• PROBLEM DESCRIPTION
If a line below contains the string "mention", return that line.

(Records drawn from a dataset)

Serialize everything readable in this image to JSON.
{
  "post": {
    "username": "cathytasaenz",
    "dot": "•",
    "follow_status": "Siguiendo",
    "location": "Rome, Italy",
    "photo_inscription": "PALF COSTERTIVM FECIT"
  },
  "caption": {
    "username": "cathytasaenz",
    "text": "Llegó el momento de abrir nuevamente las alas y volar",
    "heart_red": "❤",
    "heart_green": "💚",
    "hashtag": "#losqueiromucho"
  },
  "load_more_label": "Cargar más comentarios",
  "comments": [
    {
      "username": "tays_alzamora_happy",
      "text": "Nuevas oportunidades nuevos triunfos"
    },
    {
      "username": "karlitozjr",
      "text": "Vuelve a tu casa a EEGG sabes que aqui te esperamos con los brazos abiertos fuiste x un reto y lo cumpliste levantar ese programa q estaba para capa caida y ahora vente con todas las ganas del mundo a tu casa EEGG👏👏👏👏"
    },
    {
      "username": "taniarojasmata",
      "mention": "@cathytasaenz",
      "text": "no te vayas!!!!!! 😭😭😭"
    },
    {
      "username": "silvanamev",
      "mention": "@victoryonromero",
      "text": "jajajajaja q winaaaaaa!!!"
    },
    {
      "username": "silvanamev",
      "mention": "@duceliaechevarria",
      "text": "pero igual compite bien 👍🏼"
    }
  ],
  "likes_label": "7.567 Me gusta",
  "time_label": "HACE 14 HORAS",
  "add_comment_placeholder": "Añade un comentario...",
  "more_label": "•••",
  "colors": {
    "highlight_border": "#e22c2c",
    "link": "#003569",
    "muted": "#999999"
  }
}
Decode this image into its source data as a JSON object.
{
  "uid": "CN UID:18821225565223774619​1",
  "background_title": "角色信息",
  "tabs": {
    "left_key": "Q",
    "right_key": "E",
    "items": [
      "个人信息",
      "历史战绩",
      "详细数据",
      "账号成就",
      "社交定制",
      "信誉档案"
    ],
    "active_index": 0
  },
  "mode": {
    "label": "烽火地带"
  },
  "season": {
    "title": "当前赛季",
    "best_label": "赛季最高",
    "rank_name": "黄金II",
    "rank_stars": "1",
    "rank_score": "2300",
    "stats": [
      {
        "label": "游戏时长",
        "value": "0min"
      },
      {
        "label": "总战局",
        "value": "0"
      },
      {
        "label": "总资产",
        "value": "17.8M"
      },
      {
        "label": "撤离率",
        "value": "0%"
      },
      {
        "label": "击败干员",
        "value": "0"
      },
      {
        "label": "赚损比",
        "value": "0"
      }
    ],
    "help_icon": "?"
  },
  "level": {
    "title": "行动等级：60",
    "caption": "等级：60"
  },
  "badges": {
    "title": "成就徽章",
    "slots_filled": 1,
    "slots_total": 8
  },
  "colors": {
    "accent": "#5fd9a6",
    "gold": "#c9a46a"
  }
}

• RESPONSE AREA
      "mention": "@cathytasaenz",
      "mention": "@victoryonromero",
      "mention": "@duceliaechevarria",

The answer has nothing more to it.